Records for the exercise:

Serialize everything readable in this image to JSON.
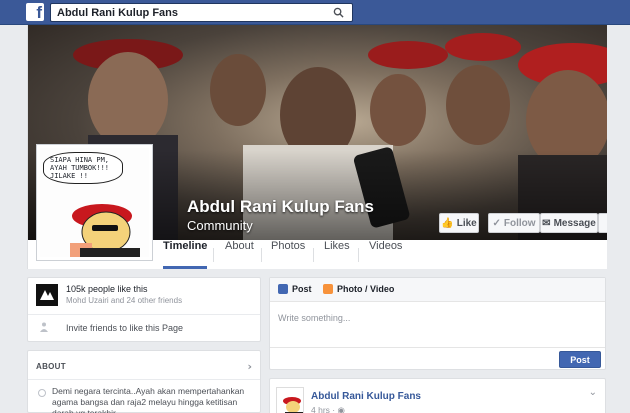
{
  "topbar": {
    "logo": "f",
    "search_value": "Abdul Rani Kulup Fans",
    "search_icon": "search-icon"
  },
  "page": {
    "name": "Abdul Rani Kulup Fans",
    "category": "Community"
  },
  "cover_buttons": {
    "like": "Like",
    "follow": "Follow",
    "message": "Message",
    "more": "•••"
  },
  "profile_picture": {
    "bubble_text": "SIAPA HINA PM, AYAH TUMBOK!!! JILAKE !!"
  },
  "tabs": [
    "Timeline",
    "About",
    "Photos",
    "Likes",
    "Videos"
  ],
  "likes_card": {
    "count": "105k people like this",
    "friends": "Mohd Uzairi and 24 other friends",
    "invite": "Invite friends to like this Page"
  },
  "about_card": {
    "title": "ABOUT",
    "description": "Demi negara tercinta..Ayah akan mempertahankan agama bangsa dan raja2 melayu hingga ketitisan darah yg terakhir"
  },
  "composer": {
    "tab_post": "Post",
    "tab_photo": "Photo / Video",
    "placeholder": "Write something...",
    "post_button": "Post"
  },
  "feed": {
    "author": "Abdul Rani Kulup Fans",
    "time": "4 hrs · ",
    "globe_icon": "globe-icon"
  },
  "colors": {
    "brand": "#3b5998",
    "button_blue": "#4267b2",
    "link": "#365899",
    "background": "#e9ebee"
  }
}
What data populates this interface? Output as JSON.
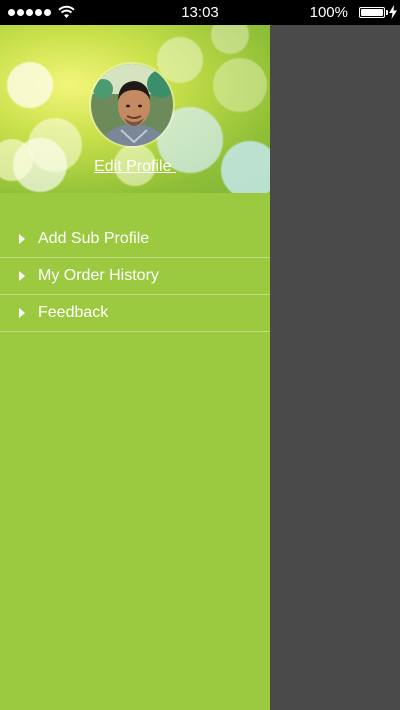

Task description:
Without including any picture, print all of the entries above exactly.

Expected output:
Serialize everything readable in this image to JSON.
{
  "topbar": {
    "logo": "f",
    "search_value": "Abdul Rani Kulup Fans",
    "search_icon": "search-icon"
  },
  "page": {
    "name": "Abdul Rani Kulup Fans",
    "category": "Community"
  },
  "cover_buttons": {
    "like": "Like",
    "follow": "Follow",
    "message": "Message",
    "more": "•••"
  },
  "profile_picture": {
    "bubble_text": "SIAPA HINA PM, AYAH TUMBOK!!! JILAKE !!"
  },
  "tabs": [
    "Timeline",
    "About",
    "Photos",
    "Likes",
    "Videos"
  ],
  "likes_card": {
    "count": "105k people like this",
    "friends": "Mohd Uzairi and 24 other friends",
    "invite": "Invite friends to like this Page"
  },
  "about_card": {
    "title": "ABOUT",
    "description": "Demi negara tercinta..Ayah akan mempertahankan agama bangsa dan raja2 melayu hingga ketitisan darah yg terakhir"
  },
  "composer": {
    "tab_post": "Post",
    "tab_photo": "Photo / Video",
    "placeholder": "Write something...",
    "post_button": "Post"
  },
  "feed": {
    "author": "Abdul Rani Kulup Fans",
    "time": "4 hrs · ",
    "globe_icon": "globe-icon"
  },
  "colors": {
    "brand": "#3b5998",
    "button_blue": "#4267b2",
    "link": "#365899",
    "background": "#e9ebee"
  }
}
What data populates this interface? Output as JSON.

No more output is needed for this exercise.